*** Raw data ***

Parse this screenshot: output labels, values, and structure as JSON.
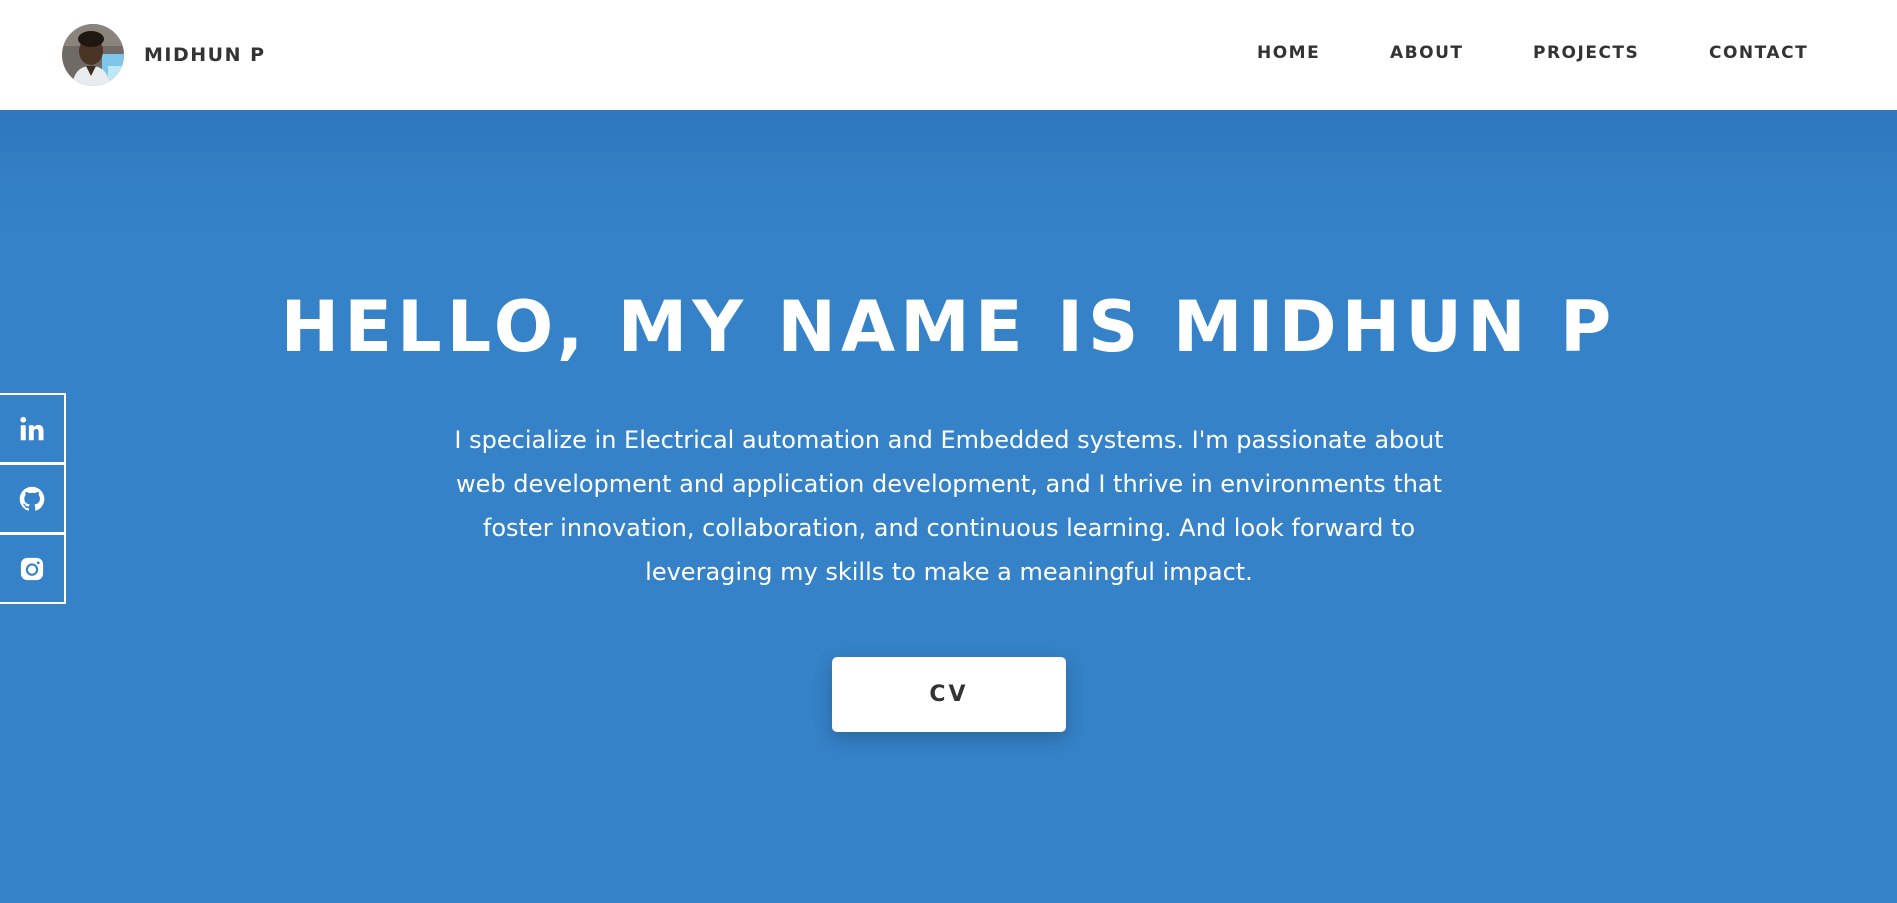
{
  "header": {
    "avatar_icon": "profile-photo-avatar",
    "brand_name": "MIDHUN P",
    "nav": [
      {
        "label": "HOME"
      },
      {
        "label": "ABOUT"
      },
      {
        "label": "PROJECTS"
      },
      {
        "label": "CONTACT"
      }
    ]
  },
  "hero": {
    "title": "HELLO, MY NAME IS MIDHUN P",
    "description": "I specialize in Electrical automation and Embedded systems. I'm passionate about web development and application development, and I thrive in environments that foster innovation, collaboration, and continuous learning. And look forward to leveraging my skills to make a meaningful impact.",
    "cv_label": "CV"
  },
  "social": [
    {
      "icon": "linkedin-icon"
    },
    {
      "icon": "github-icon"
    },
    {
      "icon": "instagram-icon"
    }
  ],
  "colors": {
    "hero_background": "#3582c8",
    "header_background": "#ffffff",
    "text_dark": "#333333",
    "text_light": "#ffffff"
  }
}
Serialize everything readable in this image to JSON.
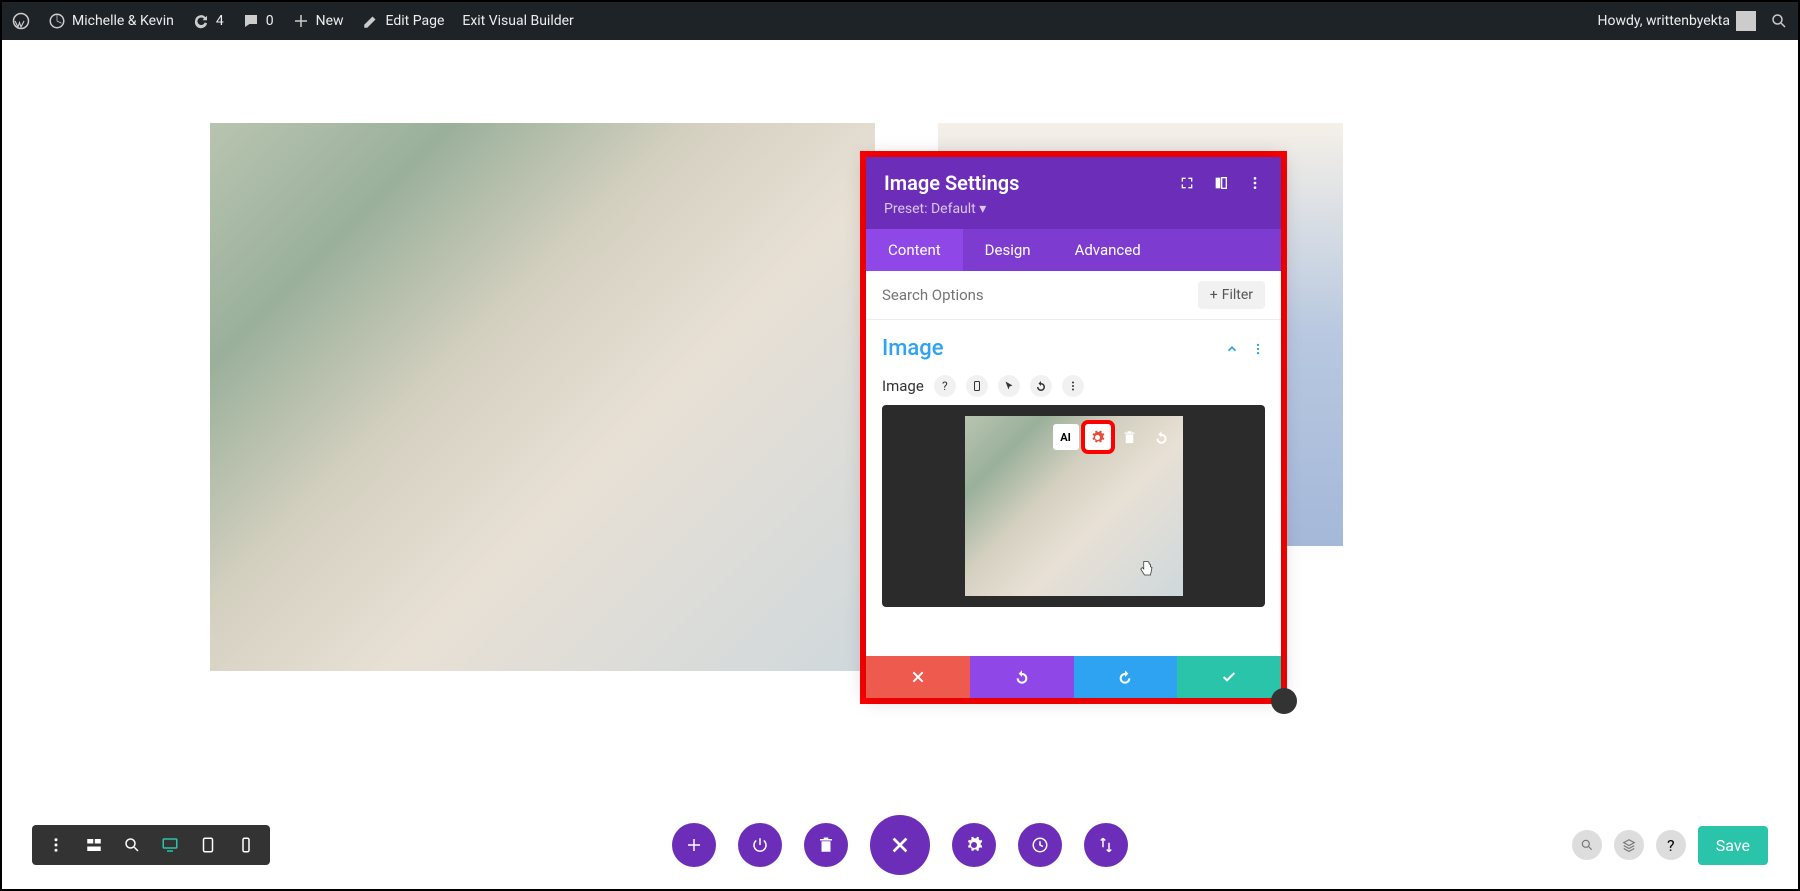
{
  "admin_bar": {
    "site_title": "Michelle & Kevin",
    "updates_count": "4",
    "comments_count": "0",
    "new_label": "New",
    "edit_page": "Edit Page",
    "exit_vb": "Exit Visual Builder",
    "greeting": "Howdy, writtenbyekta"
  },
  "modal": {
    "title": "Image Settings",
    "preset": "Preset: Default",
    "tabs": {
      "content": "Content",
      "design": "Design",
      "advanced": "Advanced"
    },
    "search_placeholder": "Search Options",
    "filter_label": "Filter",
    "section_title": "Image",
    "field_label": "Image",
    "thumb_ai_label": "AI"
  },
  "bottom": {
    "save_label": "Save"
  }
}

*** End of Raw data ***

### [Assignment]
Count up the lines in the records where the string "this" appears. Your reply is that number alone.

### [Written solution]
2